It was one of their worst games of the season, but Dirk Koetter played a little defense for the Bucs offensive linemen.
They allowed Jameis Winston to be sacked four times last Sunday, hit on 10 other occasions and be forced to flee the pocket five times.
Donovan Smith has given up a career-high 5.5 sacks this season, according to Stats, Inc. Center Ryan Jensen ran his penalty total to nine for 100 yards with his fourth unsportsmanlike-conduct infraction. Right guard Caleb Benenoch has, at times, been like a saloon door in pass protection. That's prompted the Bucs to alternate him with Evan Smith, and after he went on injured reserve, rookie Alex Cappa.
Right tackle Demar Dotson, who had two knee surgeries in the off-season, hasn't been healthy all year.
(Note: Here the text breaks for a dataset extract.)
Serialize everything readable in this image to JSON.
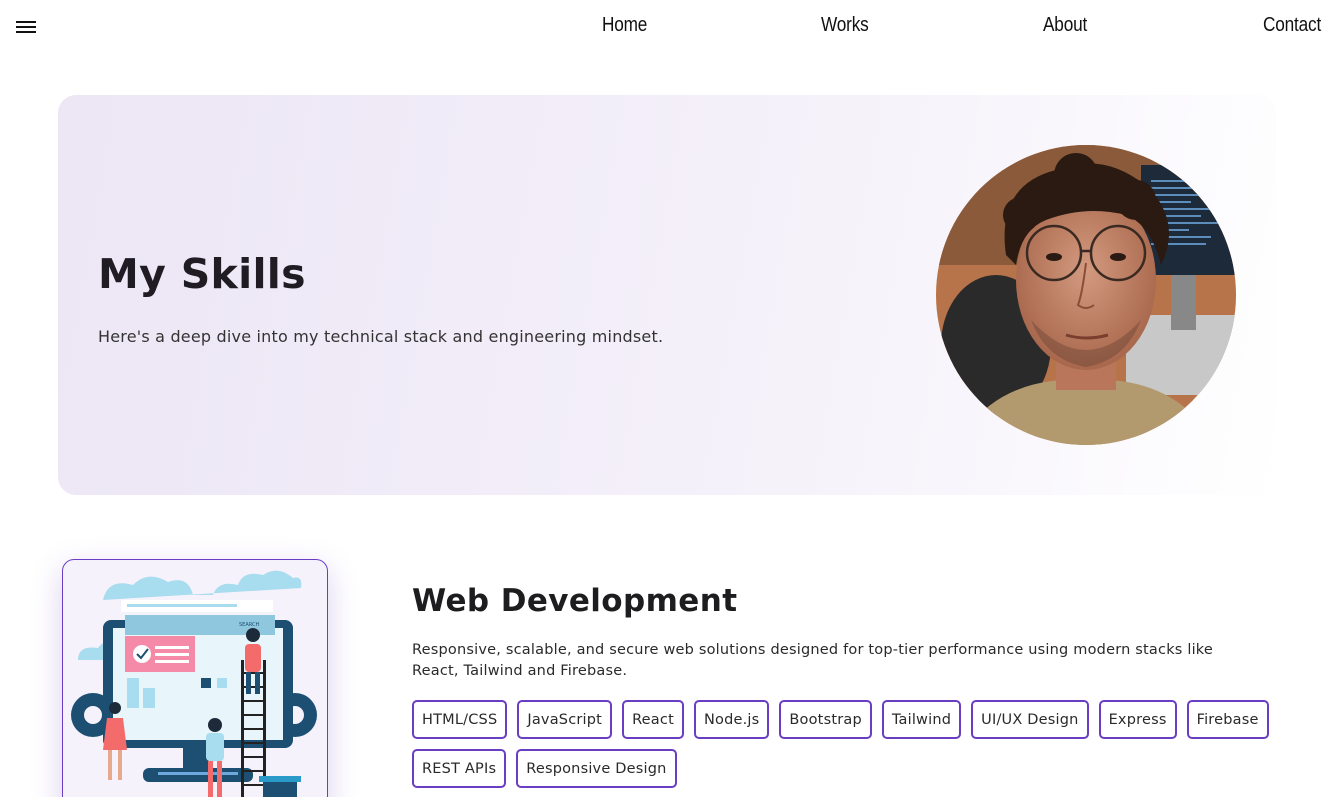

At times his play has reflected that.
And yet, Koetter became defensive when some criticism was heaped on the offensive line this week heading into Sunday’s game at Baltimore.
"Your players are your players, OK?'' Koetter said. "So whoever your players are, you're going to coach them, you're going to game-plan, you're going to try to do the things we believe in and we're going to try to play to our strengths and hide our weaknesses.
"There's plenty of criticism to go around, starting with the head coach and working all the way down," Koetter said. "But our offense is also top-10 in seven categories. So we're bitching about the O-linemen, I mean, they've contributed to the top-10 in those seven categories."
Koetter is right that the offensive line deserves its share of the credit for the Bucs success in piling up points and yards.
The Bucs are in the top-10 in total offense (430.1 yards per game), points per game (25.5), passing average (331.4), passing yards (4,308), yards per attempt (8.7), touchdown passes (31) and third-down percentage (49).
But the Bucs also have allowed 94 quarterback hits, the fourth most in the NFL. Only San Francisco (100), Atlanta (97) and Houston (97) have allowed more.
"I can make those grades say whatever I want them to, and you guys probably can, too,'' Koetter said.
Perhaps, but there needs to be improvement made on the offensive line.
Smith will be a free agent. Because he would be the No. 1 left tackle available, having not missed a game in four years, he would likely command about $12 million per year. The Bucs could make Smith their franchise player for a million north of that.
Left guard Ali Marpet has had the best season of any Bucs offensive linemen, proving worthy of the new five-year $55.1 million contract he signed last offseason.
If Jensen can clean up the penalties, he's a more than adequate, albeit probably not worth being the NFL's highest-paid center at $5.5 million.
At some point, the Bucs have to find a solution at right guard and start the search for Dotson's replacement.
The constant is the Bucs can't run the football. Take away the 244 rushing yards by Winston and the 152 rushing yards by Ryan Fitzpatrick, and the Bucs have only 887 yards rushing, the fewest rushing first downs (44) and the league's worst rushing average (3.6).
It's getting harder to evaluate and develop offensive linemen from the college game. With so many spread options, there are very few techniques used in college football. Furthermore, the collective-bargaining agreement prevents teams from putting their players in pads before training camp.
The Bucs also need to look at their coaching staff. Offensive line coach George Warhop has been with the Bucs for five seasons. You have to wonder about if Koetter returns whether the Glazer family will want some staff changes.
The bottom line is that Koetter is right. There are very few teams with five Pro Bowl-caliber offensive linemen. The Bucs players are their players. But they aren't good enough on the offensive line. Not yet.